Although there have been numerous efforts in achieving gender empowerment and equality in development countries, it’s safe to say that more often than not, many such initiatives wither before they can actually take root. This snuffs out the sparks of hope that many disadvantaged women rely on to break free from the vicious cycle of violence and poverty. Yet despite the fact there have been many failed programs and failed attempts for women, there are also success stories worthy of drawing inspiration from.  One such example is that of Naga City in the Bicol Region of the Philippines.

According to a report in the PhilGAD Portal of the National Commission of the Role of Filipino Women entitled “Women Empowerment and Development: the Experience of Naga City,” laws and ordinances geared towards promoting women’s empowerment and gender equality, partnerships between the public and private sectors, and budget commitments are essential elements in ensuring that initiatives for women are both institutionalized and sustainable.

The Women Development Code of Naga City can be considered a great step in the city’s efforts to actualize the potentials of many women. The code doesn’t only identify key gender issues like low participation of women in the economic sector, domestic violence, commoditization, and the like, but it points out key solutions in targeting many of these issues thereby allowing more women to break the glass the ceiling.

The code empowers many women NGOs by ensuring that women as a disadvantaged sector are well represented in many of the government’s standing committees. Apart from that, the budget for gender empowerment has also been increased to ensure that the programs and services for women are made more sustainable in the long run. Summits for women have also been held in order to ensure that emerging issues are identified and addressed. The code has also paved the way for a more gender sensitive framework in the education curricula.

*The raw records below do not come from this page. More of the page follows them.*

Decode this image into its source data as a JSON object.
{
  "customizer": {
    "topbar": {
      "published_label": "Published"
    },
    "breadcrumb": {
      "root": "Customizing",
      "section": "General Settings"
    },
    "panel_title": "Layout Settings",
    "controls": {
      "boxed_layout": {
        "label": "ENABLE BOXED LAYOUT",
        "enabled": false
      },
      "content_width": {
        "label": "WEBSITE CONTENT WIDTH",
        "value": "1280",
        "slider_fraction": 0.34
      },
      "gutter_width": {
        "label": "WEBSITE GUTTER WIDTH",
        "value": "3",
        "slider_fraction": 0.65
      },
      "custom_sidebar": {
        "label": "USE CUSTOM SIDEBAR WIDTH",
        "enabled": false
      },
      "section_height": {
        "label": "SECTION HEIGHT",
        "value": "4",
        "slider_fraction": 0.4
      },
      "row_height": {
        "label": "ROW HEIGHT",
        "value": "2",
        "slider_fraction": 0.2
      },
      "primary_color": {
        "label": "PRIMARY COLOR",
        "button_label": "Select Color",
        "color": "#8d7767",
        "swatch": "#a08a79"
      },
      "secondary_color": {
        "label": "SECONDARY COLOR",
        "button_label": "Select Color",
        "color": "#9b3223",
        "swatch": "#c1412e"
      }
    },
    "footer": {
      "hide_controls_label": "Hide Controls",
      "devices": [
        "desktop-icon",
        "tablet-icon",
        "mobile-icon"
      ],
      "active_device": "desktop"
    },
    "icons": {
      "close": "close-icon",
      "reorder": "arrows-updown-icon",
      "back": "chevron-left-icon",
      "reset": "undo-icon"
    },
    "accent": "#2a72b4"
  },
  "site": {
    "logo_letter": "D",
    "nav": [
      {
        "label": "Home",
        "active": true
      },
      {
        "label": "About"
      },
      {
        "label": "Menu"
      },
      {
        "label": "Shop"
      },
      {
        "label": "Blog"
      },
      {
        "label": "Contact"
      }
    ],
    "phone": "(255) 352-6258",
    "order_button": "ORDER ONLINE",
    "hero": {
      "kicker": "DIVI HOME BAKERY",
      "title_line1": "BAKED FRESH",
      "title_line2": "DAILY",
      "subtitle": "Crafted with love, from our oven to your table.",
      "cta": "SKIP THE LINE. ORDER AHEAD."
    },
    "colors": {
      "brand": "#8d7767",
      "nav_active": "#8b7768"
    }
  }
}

Naga City’s efforts are inspiring in that despite the challenge posed by limited resources, initiatives continue to be made in order to solve existing problems on gender. If Naga City was able to pull it off, there is no reason why other cities in developing nations can’t. This is the perfect example of thinking globally and yet acting locally.